by Jeff Strite

This content is part of a series.

Uncomfortable Evangelism on Facebook (8 of 8)
Series: Facebook Morality
Jeff Strite
I Corinthians 9:19-23

OPEN: A man named J. K. Johnston studied the Gospels and asked this question as he poured over Matthew, Mark, Luke and John: Where did Jesus meet people?
According to his tabulations:
• The Gospels recorded 132 contacts Jesus had with people
o 6 were in the Temple.
o 4 were in Synagogues.
o 122 were with people in their daily walks of life.

Johnston's point was this: Jesus thought outside the box. He thought outside the temple and the synagogue. Thus, if you and I are going to reach people for Jesus, we've got to do that too. We've got to think outside the church building.
We've got to get outside of our "comfort zone."

And that's what Paul is talking about in I Corinthians 9. He thought and acted outside his comfort zone to reach as many people as he could for Christ.

Now, - since I'm talking about Facebook this month that is also true of our Facebook pages. If we're going to reach people for Jesus we need to think outside the box (get outside our comfort zone).
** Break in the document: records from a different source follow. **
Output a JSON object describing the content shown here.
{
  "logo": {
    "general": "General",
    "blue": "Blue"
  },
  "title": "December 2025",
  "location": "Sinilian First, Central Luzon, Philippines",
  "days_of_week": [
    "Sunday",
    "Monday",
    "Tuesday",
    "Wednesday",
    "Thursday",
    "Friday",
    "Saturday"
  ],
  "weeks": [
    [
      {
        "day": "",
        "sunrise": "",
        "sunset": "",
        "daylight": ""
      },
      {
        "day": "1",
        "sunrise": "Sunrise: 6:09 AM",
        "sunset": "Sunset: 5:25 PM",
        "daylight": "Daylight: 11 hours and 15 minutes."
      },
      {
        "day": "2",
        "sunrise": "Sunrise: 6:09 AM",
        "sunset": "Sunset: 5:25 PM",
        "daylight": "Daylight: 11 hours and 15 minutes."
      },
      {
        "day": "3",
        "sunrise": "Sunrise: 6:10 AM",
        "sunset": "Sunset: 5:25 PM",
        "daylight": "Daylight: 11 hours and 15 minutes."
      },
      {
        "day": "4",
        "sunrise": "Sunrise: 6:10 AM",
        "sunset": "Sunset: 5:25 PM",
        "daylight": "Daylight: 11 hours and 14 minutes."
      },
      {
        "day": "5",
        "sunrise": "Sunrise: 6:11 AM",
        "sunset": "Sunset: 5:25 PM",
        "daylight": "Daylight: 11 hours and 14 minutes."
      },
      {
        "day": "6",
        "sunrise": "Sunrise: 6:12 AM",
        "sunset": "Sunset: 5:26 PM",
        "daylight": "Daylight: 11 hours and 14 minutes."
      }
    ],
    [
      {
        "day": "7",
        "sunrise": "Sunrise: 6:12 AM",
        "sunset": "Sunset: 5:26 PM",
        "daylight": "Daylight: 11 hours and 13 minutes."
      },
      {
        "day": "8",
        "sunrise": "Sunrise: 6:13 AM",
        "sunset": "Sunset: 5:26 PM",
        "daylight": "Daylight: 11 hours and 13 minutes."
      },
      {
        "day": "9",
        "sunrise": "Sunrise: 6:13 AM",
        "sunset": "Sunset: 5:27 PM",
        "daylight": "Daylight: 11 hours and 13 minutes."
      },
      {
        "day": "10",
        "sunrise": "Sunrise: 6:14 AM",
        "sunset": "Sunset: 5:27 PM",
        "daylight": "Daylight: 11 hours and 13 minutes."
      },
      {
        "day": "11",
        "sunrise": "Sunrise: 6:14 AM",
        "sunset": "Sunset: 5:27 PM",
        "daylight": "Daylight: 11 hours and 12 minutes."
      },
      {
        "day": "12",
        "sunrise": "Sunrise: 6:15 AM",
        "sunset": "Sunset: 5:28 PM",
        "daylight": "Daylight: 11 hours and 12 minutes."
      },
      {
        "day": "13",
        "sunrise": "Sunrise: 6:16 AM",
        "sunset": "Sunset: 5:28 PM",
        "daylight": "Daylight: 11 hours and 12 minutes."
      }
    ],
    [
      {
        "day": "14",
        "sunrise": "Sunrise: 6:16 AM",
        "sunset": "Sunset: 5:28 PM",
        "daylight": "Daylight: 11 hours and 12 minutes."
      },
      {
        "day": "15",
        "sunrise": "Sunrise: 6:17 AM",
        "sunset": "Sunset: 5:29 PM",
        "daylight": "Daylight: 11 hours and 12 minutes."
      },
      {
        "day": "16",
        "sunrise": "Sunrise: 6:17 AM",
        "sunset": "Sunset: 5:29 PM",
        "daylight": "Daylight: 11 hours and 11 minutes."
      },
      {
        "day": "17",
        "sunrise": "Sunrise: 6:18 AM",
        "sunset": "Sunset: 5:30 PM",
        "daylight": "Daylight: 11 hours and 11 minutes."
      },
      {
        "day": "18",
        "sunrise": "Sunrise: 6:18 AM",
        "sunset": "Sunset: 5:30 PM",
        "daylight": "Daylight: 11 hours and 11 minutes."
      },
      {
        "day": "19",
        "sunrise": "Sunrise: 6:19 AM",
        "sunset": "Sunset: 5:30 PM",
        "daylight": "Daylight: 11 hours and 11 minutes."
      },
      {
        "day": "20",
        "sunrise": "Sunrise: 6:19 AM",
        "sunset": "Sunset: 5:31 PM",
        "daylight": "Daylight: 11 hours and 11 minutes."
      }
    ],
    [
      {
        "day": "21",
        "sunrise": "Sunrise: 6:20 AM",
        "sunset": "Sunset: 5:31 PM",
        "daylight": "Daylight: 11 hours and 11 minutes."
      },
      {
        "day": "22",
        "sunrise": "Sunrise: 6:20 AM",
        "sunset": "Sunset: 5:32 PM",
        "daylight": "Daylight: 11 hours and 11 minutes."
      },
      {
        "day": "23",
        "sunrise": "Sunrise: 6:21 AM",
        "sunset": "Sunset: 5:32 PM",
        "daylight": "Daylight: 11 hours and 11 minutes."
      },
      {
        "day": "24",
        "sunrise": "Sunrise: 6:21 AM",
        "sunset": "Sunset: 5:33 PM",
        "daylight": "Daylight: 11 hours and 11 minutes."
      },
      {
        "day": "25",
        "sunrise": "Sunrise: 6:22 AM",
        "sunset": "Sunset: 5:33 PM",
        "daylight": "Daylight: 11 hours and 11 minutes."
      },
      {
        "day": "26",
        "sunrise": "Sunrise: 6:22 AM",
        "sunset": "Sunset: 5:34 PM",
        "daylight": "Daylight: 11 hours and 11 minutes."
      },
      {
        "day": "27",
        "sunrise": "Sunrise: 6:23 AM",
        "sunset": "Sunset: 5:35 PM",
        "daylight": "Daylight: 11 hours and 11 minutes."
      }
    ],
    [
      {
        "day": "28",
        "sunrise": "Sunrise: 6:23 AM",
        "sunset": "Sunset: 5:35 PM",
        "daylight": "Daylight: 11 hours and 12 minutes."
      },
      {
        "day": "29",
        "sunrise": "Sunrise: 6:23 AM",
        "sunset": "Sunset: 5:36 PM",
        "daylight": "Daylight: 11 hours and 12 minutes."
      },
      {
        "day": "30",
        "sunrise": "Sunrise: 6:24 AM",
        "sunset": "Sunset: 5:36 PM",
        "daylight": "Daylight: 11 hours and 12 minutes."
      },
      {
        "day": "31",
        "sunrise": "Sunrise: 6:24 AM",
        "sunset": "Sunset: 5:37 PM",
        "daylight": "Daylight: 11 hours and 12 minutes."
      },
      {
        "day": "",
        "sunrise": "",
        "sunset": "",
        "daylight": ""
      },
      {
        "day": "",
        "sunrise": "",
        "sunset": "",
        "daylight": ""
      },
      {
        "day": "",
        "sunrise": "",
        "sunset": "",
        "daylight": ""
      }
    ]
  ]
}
Now, that's not always easy.
If you make "friends" on Facebook with non-Christians you get whatever they post on THEIR FB page… on YOUR Facebook page. And a lot of times, it's not pretty.
You see non-Christians don't think like we do. For many of them, cursing is a 2nd language. Thinking immoral thought is just the way life is. Many of them have no problem laughing at offensive photos and lewd comments.
Often, there are people who put things on their FB pages that you and I don't really want that in our lives.

So, how do we deal with that?
Well, there are 3 ways I can think of.
1. You can let it go.
One preacher on Facebook wrote: "I have non-Christian friends up here who regularly post things that personally offend me. I remain their friend and continue to have conversations with them."
He had no problem having their offensive materials on his page because he was t ...

There are 23985 characters in the full content. This excerpt only shows a 2000 character sample of the full content.

Price:  $4.99 or 1 credit